Play your way
Though online cooperative play will be a major feature in Beyond Good & Evil 2, Ancel told fans the game could also be played solo offline during a December 2017 developer live-stream. According to Ancel, players will be able to customize the experience to best fit their personal playstyle.
In a similar vein, Ancel showed off an in-game character creation tool, which may or may not be available to players.

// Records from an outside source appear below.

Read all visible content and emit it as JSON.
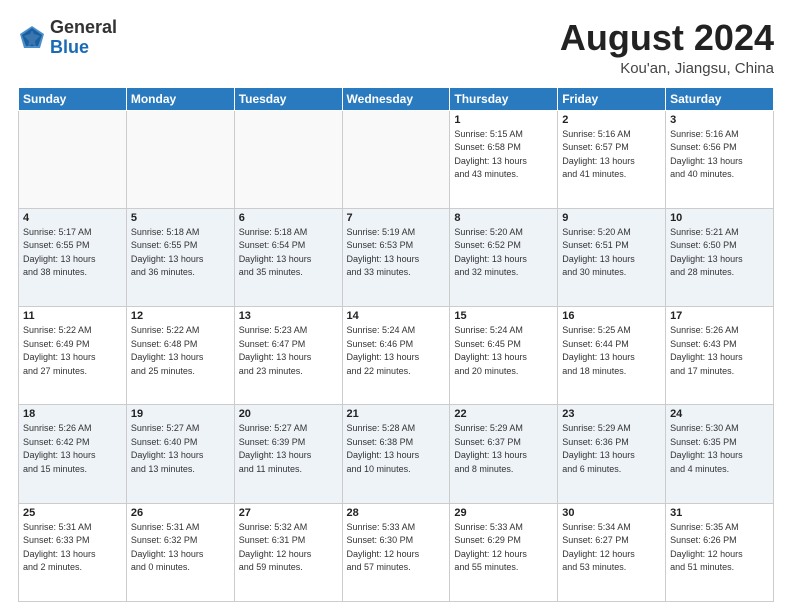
{
  "header": {
    "logo_general": "General",
    "logo_blue": "Blue",
    "month_year": "August 2024",
    "location": "Kou'an, Jiangsu, China"
  },
  "days_of_week": [
    "Sunday",
    "Monday",
    "Tuesday",
    "Wednesday",
    "Thursday",
    "Friday",
    "Saturday"
  ],
  "weeks": [
    [
      {
        "day": "",
        "info": ""
      },
      {
        "day": "",
        "info": ""
      },
      {
        "day": "",
        "info": ""
      },
      {
        "day": "",
        "info": ""
      },
      {
        "day": "1",
        "info": "Sunrise: 5:15 AM\nSunset: 6:58 PM\nDaylight: 13 hours\nand 43 minutes."
      },
      {
        "day": "2",
        "info": "Sunrise: 5:16 AM\nSunset: 6:57 PM\nDaylight: 13 hours\nand 41 minutes."
      },
      {
        "day": "3",
        "info": "Sunrise: 5:16 AM\nSunset: 6:56 PM\nDaylight: 13 hours\nand 40 minutes."
      }
    ],
    [
      {
        "day": "4",
        "info": "Sunrise: 5:17 AM\nSunset: 6:55 PM\nDaylight: 13 hours\nand 38 minutes."
      },
      {
        "day": "5",
        "info": "Sunrise: 5:18 AM\nSunset: 6:55 PM\nDaylight: 13 hours\nand 36 minutes."
      },
      {
        "day": "6",
        "info": "Sunrise: 5:18 AM\nSunset: 6:54 PM\nDaylight: 13 hours\nand 35 minutes."
      },
      {
        "day": "7",
        "info": "Sunrise: 5:19 AM\nSunset: 6:53 PM\nDaylight: 13 hours\nand 33 minutes."
      },
      {
        "day": "8",
        "info": "Sunrise: 5:20 AM\nSunset: 6:52 PM\nDaylight: 13 hours\nand 32 minutes."
      },
      {
        "day": "9",
        "info": "Sunrise: 5:20 AM\nSunset: 6:51 PM\nDaylight: 13 hours\nand 30 minutes."
      },
      {
        "day": "10",
        "info": "Sunrise: 5:21 AM\nSunset: 6:50 PM\nDaylight: 13 hours\nand 28 minutes."
      }
    ],
    [
      {
        "day": "11",
        "info": "Sunrise: 5:22 AM\nSunset: 6:49 PM\nDaylight: 13 hours\nand 27 minutes."
      },
      {
        "day": "12",
        "info": "Sunrise: 5:22 AM\nSunset: 6:48 PM\nDaylight: 13 hours\nand 25 minutes."
      },
      {
        "day": "13",
        "info": "Sunrise: 5:23 AM\nSunset: 6:47 PM\nDaylight: 13 hours\nand 23 minutes."
      },
      {
        "day": "14",
        "info": "Sunrise: 5:24 AM\nSunset: 6:46 PM\nDaylight: 13 hours\nand 22 minutes."
      },
      {
        "day": "15",
        "info": "Sunrise: 5:24 AM\nSunset: 6:45 PM\nDaylight: 13 hours\nand 20 minutes."
      },
      {
        "day": "16",
        "info": "Sunrise: 5:25 AM\nSunset: 6:44 PM\nDaylight: 13 hours\nand 18 minutes."
      },
      {
        "day": "17",
        "info": "Sunrise: 5:26 AM\nSunset: 6:43 PM\nDaylight: 13 hours\nand 17 minutes."
      }
    ],
    [
      {
        "day": "18",
        "info": "Sunrise: 5:26 AM\nSunset: 6:42 PM\nDaylight: 13 hours\nand 15 minutes."
      },
      {
        "day": "19",
        "info": "Sunrise: 5:27 AM\nSunset: 6:40 PM\nDaylight: 13 hours\nand 13 minutes."
      },
      {
        "day": "20",
        "info": "Sunrise: 5:27 AM\nSunset: 6:39 PM\nDaylight: 13 hours\nand 11 minutes."
      },
      {
        "day": "21",
        "info": "Sunrise: 5:28 AM\nSunset: 6:38 PM\nDaylight: 13 hours\nand 10 minutes."
      },
      {
        "day": "22",
        "info": "Sunrise: 5:29 AM\nSunset: 6:37 PM\nDaylight: 13 hours\nand 8 minutes."
      },
      {
        "day": "23",
        "info": "Sunrise: 5:29 AM\nSunset: 6:36 PM\nDaylight: 13 hours\nand 6 minutes."
      },
      {
        "day": "24",
        "info": "Sunrise: 5:30 AM\nSunset: 6:35 PM\nDaylight: 13 hours\nand 4 minutes."
      }
    ],
    [
      {
        "day": "25",
        "info": "Sunrise: 5:31 AM\nSunset: 6:33 PM\nDaylight: 13 hours\nand 2 minutes."
      },
      {
        "day": "26",
        "info": "Sunrise: 5:31 AM\nSunset: 6:32 PM\nDaylight: 13 hours\nand 0 minutes."
      },
      {
        "day": "27",
        "info": "Sunrise: 5:32 AM\nSunset: 6:31 PM\nDaylight: 12 hours\nand 59 minutes."
      },
      {
        "day": "28",
        "info": "Sunrise: 5:33 AM\nSunset: 6:30 PM\nDaylight: 12 hours\nand 57 minutes."
      },
      {
        "day": "29",
        "info": "Sunrise: 5:33 AM\nSunset: 6:29 PM\nDaylight: 12 hours\nand 55 minutes."
      },
      {
        "day": "30",
        "info": "Sunrise: 5:34 AM\nSunset: 6:27 PM\nDaylight: 12 hours\nand 53 minutes."
      },
      {
        "day": "31",
        "info": "Sunrise: 5:35 AM\nSunset: 6:26 PM\nDaylight: 12 hours\nand 51 minutes."
      }
    ]
  ]
}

Shown off during the stream, the character-creation tool offers tremendous control over a hybrid’s appearance, with selectors for physical build, sex, and species — we saw monkeys, pigs, rhinos, alligators, dogs, and sharks.
Potential features teased
Beyond Good & Evil 2 is still in the early stages of development, but we now have a little bit more information on both gameplay and story features courtesy of a Ubisoft survey email.
Shared with members of the “Space Monkey Program,” a fan club for the upcoming game, the survey asks users for their opinion on a few elements we already know will be included in the game, such as “a huge and varied open world” and “a multiplayer/connected approach that allows interaction with other players.”
However, the survey also gauged users’ enthusiasm on role-playing elements, player-versus-player content, and post-launch update support.
The protagonist of the original game, Jade, doesn’t appear to be included in the prequel — it takes place far too early for her to be alive. However, the survey also asked users how important they found the character, as well as the secondary characters like Pey’j and Mammago. This could point to some strange time-bending element, and this seems to be further implied in a third section of the survey, when users were asked their opinion on other science-fiction franchises. Among them is Assassin’s Creed, which features the time-exploring Animus device.